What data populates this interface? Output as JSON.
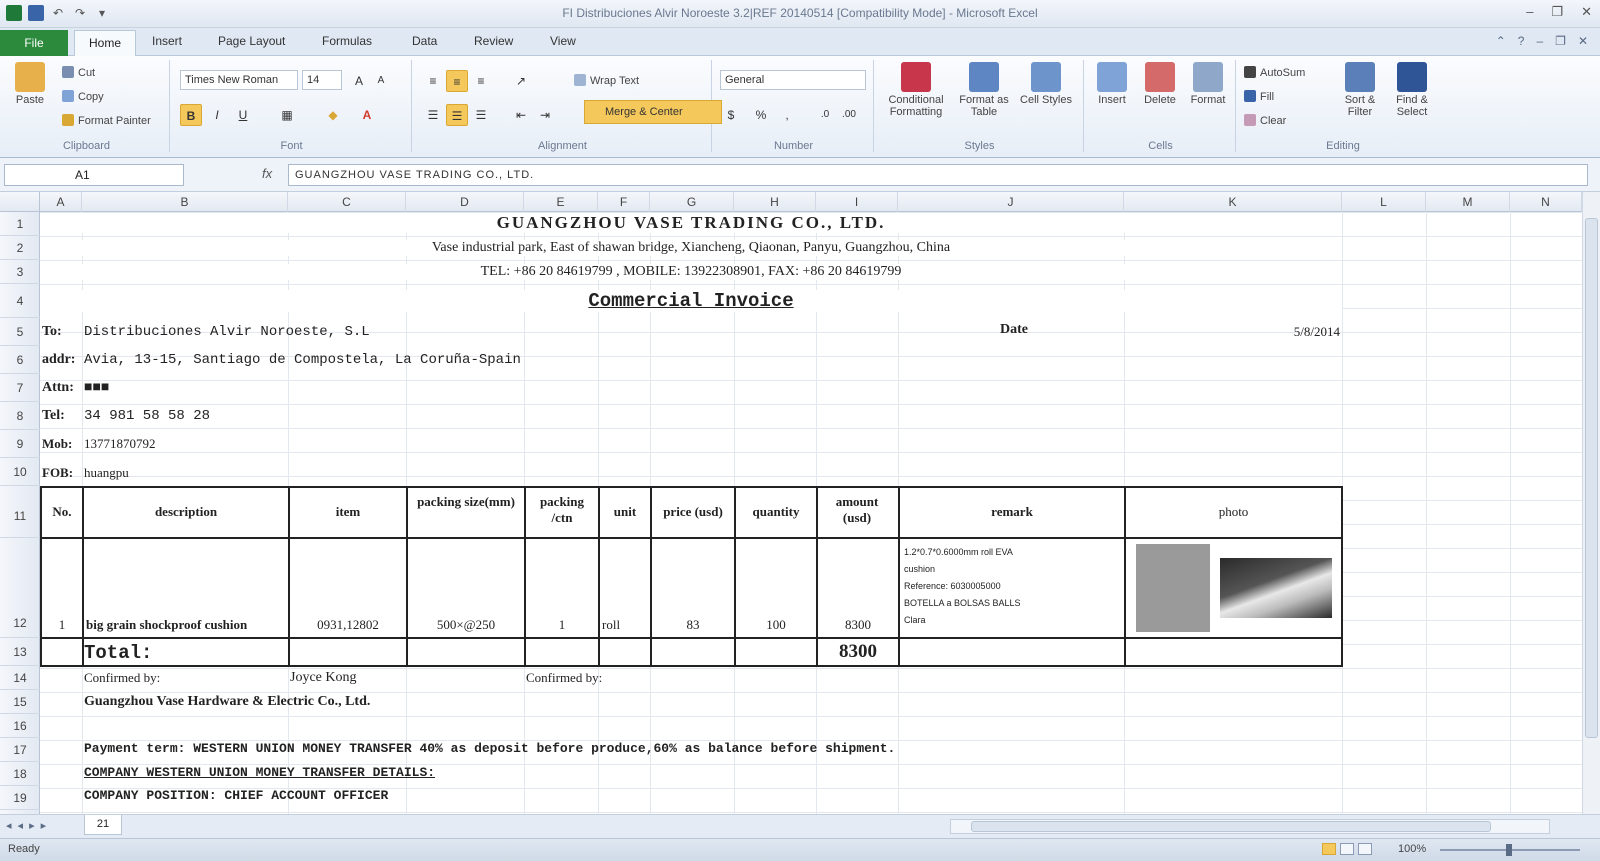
{
  "window": {
    "title": "FI Distribuciones Alvir Noroeste 3.2|REF 20140514 [Compatibility Mode] - Microsoft Excel"
  },
  "ribbon_tabs": [
    "File",
    "Home",
    "Insert",
    "Page Layout",
    "Formulas",
    "Data",
    "Review",
    "View"
  ],
  "ribbon": {
    "clipboard": {
      "label": "Clipboard",
      "paste": "Paste",
      "cut": "Cut",
      "copy": "Copy",
      "format_painter": "Format Painter"
    },
    "font": {
      "label": "Font",
      "name": "Times New Roman",
      "size": "14"
    },
    "alignment": {
      "label": "Alignment",
      "wrap_text": "Wrap Text",
      "merge_center": "Merge & Center"
    },
    "number": {
      "label": "Number",
      "format": "General"
    },
    "styles": {
      "label": "Styles",
      "conditional": "Conditional Formatting",
      "format_table": "Format as Table",
      "cell_styles": "Cell Styles"
    },
    "cells": {
      "label": "Cells",
      "insert": "Insert",
      "delete": "Delete",
      "format": "Format"
    },
    "editing": {
      "label": "Editing",
      "autosum": "AutoSum",
      "fill": "Fill",
      "clear": "Clear",
      "sort_filter": "Sort & Filter",
      "find_select": "Find & Select"
    }
  },
  "formula_bar": {
    "name_box": "A1",
    "fx": "fx",
    "content": "GUANGZHOU VASE TRADING CO., LTD."
  },
  "columns": [
    "A",
    "B",
    "C",
    "D",
    "E",
    "F",
    "G",
    "H",
    "I",
    "J",
    "K",
    "L",
    "M",
    "N"
  ],
  "rows": [
    "1",
    "2",
    "3",
    "4",
    "5",
    "6",
    "7",
    "8",
    "9",
    "10",
    "11",
    "12",
    "13",
    "14",
    "15",
    "16",
    "17",
    "18",
    "19"
  ],
  "invoice": {
    "company": "GUANGZHOU VASE TRADING CO., LTD.",
    "address": "Vase industrial park, East of shawan bridge, Xiancheng, Qiaonan, Panyu, Guangzhou, China",
    "contact": "TEL: +86 20 84619799 , MOBILE: 13922308901, FAX: +86 20 84619799",
    "doc_title": "Commercial Invoice",
    "to_label": "To:",
    "to_value": "Distribuciones Alvir Noroeste, S.L",
    "addr_label": "addr:",
    "addr_value": "Avia, 13-15, Santiago de Compostela, La Coruña-Spain",
    "attn_label": "Attn:",
    "attn_value": "■■■",
    "tel_label": "Tel:",
    "tel_value": "34 981 58 58 28",
    "mob_label": "Mob:",
    "mob_value": "13771870792",
    "fob_label": "FOB:",
    "fob_value": "huangpu",
    "date_label": "Date",
    "date_value": "5/8/2014",
    "headers": [
      "No.",
      "description",
      "item",
      "packing size(mm)",
      "packing /ctn",
      "unit",
      "price (usd)",
      "quantity",
      "amount (usd)",
      "remark",
      "photo"
    ],
    "row": {
      "no": "1",
      "description": "big grain shockproof cushion",
      "item": "0931,12802",
      "packing_size": "500×@250",
      "packing_ctn": "1",
      "unit": "roll",
      "price": "83",
      "quantity": "100",
      "amount": "8300",
      "remark": [
        "1.2*0.7*0.6000mm roll EVA",
        "cushion",
        "Reference: 6030005000",
        "BOTELLA a BOLSAS BALLS",
        "Clara"
      ]
    },
    "total_label": "Total:",
    "total_value": "8300",
    "confirmed_by_1": "Confirmed by:",
    "signer": "Joyce Kong",
    "confirmed_by_2": "Confirmed by:",
    "company2": "Guangzhou Vase Hardware & Electric Co., Ltd.",
    "payment": "Payment term: WESTERN UNION MONEY TRANSFER 40% as deposit before produce,60% as balance before shipment.",
    "company_details": "COMPANY WESTERN UNION MONEY TRANSFER DETAILS:",
    "company_position": "COMPANY POSITION: CHIEF ACCOUNT OFFICER"
  },
  "sheet_tab": "21",
  "status": {
    "ready": "Ready",
    "zoom": "100%"
  },
  "colors": {
    "file_tab": "#2b8a3c",
    "selected_toggle": "#f5c85b"
  }
}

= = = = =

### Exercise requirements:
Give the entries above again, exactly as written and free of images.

### Task answer:
What data populates this interface? Output as JSON.
{
  "window": {
    "title": "FI Distribuciones Alvir Noroeste 3.2|REF 20140514 [Compatibility Mode] - Microsoft Excel"
  },
  "ribbon_tabs": [
    "File",
    "Home",
    "Insert",
    "Page Layout",
    "Formulas",
    "Data",
    "Review",
    "View"
  ],
  "ribbon": {
    "clipboard": {
      "label": "Clipboard",
      "paste": "Paste",
      "cut": "Cut",
      "copy": "Copy",
      "format_painter": "Format Painter"
    },
    "font": {
      "label": "Font",
      "name": "Times New Roman",
      "size": "14"
    },
    "alignment": {
      "label": "Alignment",
      "wrap_text": "Wrap Text",
      "merge_center": "Merge & Center"
    },
    "number": {
      "label": "Number",
      "format": "General"
    },
    "styles": {
      "label": "Styles",
      "conditional": "Conditional Formatting",
      "format_table": "Format as Table",
      "cell_styles": "Cell Styles"
    },
    "cells": {
      "label": "Cells",
      "insert": "Insert",
      "delete": "Delete",
      "format": "Format"
    },
    "editing": {
      "label": "Editing",
      "autosum": "AutoSum",
      "fill": "Fill",
      "clear": "Clear",
      "sort_filter": "Sort & Filter",
      "find_select": "Find & Select"
    }
  },
  "formula_bar": {
    "name_box": "A1",
    "fx": "fx",
    "content": "GUANGZHOU VASE TRADING CO., LTD."
  },
  "columns": [
    "A",
    "B",
    "C",
    "D",
    "E",
    "F",
    "G",
    "H",
    "I",
    "J",
    "K",
    "L",
    "M",
    "N"
  ],
  "rows": [
    "1",
    "2",
    "3",
    "4",
    "5",
    "6",
    "7",
    "8",
    "9",
    "10",
    "11",
    "12",
    "13",
    "14",
    "15",
    "16",
    "17",
    "18",
    "19"
  ],
  "invoice": {
    "company": "GUANGZHOU VASE TRADING CO., LTD.",
    "address": "Vase industrial park, East of shawan bridge, Xiancheng, Qiaonan, Panyu, Guangzhou, China",
    "contact": "TEL: +86 20 84619799 , MOBILE: 13922308901, FAX: +86 20 84619799",
    "doc_title": "Commercial Invoice",
    "to_label": "To:",
    "to_value": "Distribuciones Alvir Noroeste, S.L",
    "addr_label": "addr:",
    "addr_value": "Avia, 13-15, Santiago de Compostela, La Coruña-Spain",
    "attn_label": "Attn:",
    "attn_value": "■■■",
    "tel_label": "Tel:",
    "tel_value": "34 981 58 58 28",
    "mob_label": "Mob:",
    "mob_value": "13771870792",
    "fob_label": "FOB:",
    "fob_value": "huangpu",
    "date_label": "Date",
    "date_value": "5/8/2014",
    "headers": [
      "No.",
      "description",
      "item",
      "packing size(mm)",
      "packing /ctn",
      "unit",
      "price (usd)",
      "quantity",
      "amount (usd)",
      "remark",
      "photo"
    ],
    "row": {
      "no": "1",
      "description": "big grain shockproof cushion",
      "item": "0931,12802",
      "packing_size": "500×@250",
      "packing_ctn": "1",
      "unit": "roll",
      "price": "83",
      "quantity": "100",
      "amount": "8300",
      "remark": [
        "1.2*0.7*0.6000mm roll EVA",
        "cushion",
        "Reference: 6030005000",
        "BOTELLA a BOLSAS BALLS",
        "Clara"
      ]
    },
    "total_label": "Total:",
    "total_value": "8300",
    "confirmed_by_1": "Confirmed by:",
    "signer": "Joyce Kong",
    "confirmed_by_2": "Confirmed by:",
    "company2": "Guangzhou Vase Hardware & Electric Co., Ltd.",
    "payment": "Payment term: WESTERN UNION MONEY TRANSFER 40% as deposit before produce,60% as balance before shipment.",
    "company_details": "COMPANY WESTERN UNION MONEY TRANSFER DETAILS:",
    "company_position": "COMPANY POSITION: CHIEF ACCOUNT OFFICER"
  },
  "sheet_tab": "21",
  "status": {
    "ready": "Ready",
    "zoom": "100%"
  },
  "colors": {
    "file_tab": "#2b8a3c",
    "selected_toggle": "#f5c85b"
  }
}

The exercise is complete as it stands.